The walkway is part of Camden’s Living History where visitors and locals can see, experience and understand what a farm looks like, what it smells like and its size and extent.

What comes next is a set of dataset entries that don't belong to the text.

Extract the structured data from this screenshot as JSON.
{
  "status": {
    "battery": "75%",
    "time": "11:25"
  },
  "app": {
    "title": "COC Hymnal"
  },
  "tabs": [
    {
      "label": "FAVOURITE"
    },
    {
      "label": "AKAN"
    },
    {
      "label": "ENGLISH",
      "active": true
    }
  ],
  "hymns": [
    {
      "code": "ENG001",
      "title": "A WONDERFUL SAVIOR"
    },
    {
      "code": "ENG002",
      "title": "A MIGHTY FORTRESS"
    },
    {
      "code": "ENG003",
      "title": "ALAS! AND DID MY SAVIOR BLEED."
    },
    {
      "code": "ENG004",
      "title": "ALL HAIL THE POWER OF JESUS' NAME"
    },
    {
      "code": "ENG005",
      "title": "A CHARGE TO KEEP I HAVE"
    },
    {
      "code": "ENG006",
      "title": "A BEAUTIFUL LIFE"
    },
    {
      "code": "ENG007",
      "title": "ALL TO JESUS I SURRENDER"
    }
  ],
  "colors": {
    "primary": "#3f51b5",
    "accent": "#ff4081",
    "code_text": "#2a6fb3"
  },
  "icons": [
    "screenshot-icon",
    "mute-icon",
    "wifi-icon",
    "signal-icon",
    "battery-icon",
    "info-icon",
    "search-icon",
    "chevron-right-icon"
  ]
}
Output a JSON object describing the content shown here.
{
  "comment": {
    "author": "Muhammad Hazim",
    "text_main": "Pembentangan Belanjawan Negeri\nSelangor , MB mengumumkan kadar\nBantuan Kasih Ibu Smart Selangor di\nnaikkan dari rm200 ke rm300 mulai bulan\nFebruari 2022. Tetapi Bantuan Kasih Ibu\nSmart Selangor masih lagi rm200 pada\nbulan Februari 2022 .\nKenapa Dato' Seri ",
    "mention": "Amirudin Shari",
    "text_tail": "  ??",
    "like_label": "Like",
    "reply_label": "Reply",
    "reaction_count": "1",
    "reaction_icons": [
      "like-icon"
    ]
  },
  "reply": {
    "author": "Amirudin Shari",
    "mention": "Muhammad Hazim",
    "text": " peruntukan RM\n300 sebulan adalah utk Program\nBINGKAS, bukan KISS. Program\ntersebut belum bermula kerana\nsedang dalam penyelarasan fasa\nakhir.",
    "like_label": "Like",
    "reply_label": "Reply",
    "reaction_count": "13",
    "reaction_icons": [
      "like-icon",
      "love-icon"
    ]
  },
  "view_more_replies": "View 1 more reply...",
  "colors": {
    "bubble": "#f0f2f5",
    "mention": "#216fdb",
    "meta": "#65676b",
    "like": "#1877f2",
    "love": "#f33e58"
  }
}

Located on Sydney’s urban fringe it is a constant reminder of the Indigenous Dharawal people and the area’s farming heritage of grazing, cropping, and dairying
If the walker is patient and perceptive the path reveals the layers of the past, some of which have been silenced for many years.
Miss Llewella Davies Pioneers Walkway Highlights (on map)
- Chinese wishing wells
- Seismic monitoring station
- Views of Nepean River
- Views to Macquarie House
- Shoesmith livestock yard.
- Heritage precinct
- Nepean River floodplain
- Camden Community Garden
- Camden Fresh Produce Markets
- Worker’s cottage
- Onslow Park and Camden Showground
- Bicentennial Equestrian Park
- Camden Town Centre Heritage Conservation Area
- Camden RSL Community Memorial Walkway
The value of the walkway
- Fitness and wellbeing
- Working farm
- Living history
- Community events and functions
- Commercial business – farmers markets
- Aesthetics and moral imperative
- Community wellness
- Food security
Australian Historic Themes
The Miss Llewella Davies Pioneers Walkway fits the Australian Historic Themes on several levels and the themes are:
- Tracing the natural evolution of Australia,
- Peopling Australia
- Developing local, regional and national economies
- Building settlements, towns, and cities
- Developing Australia’s cultural life
- Marking the phases of life
Updated 17 April 2020; Originally posted 14 April 2020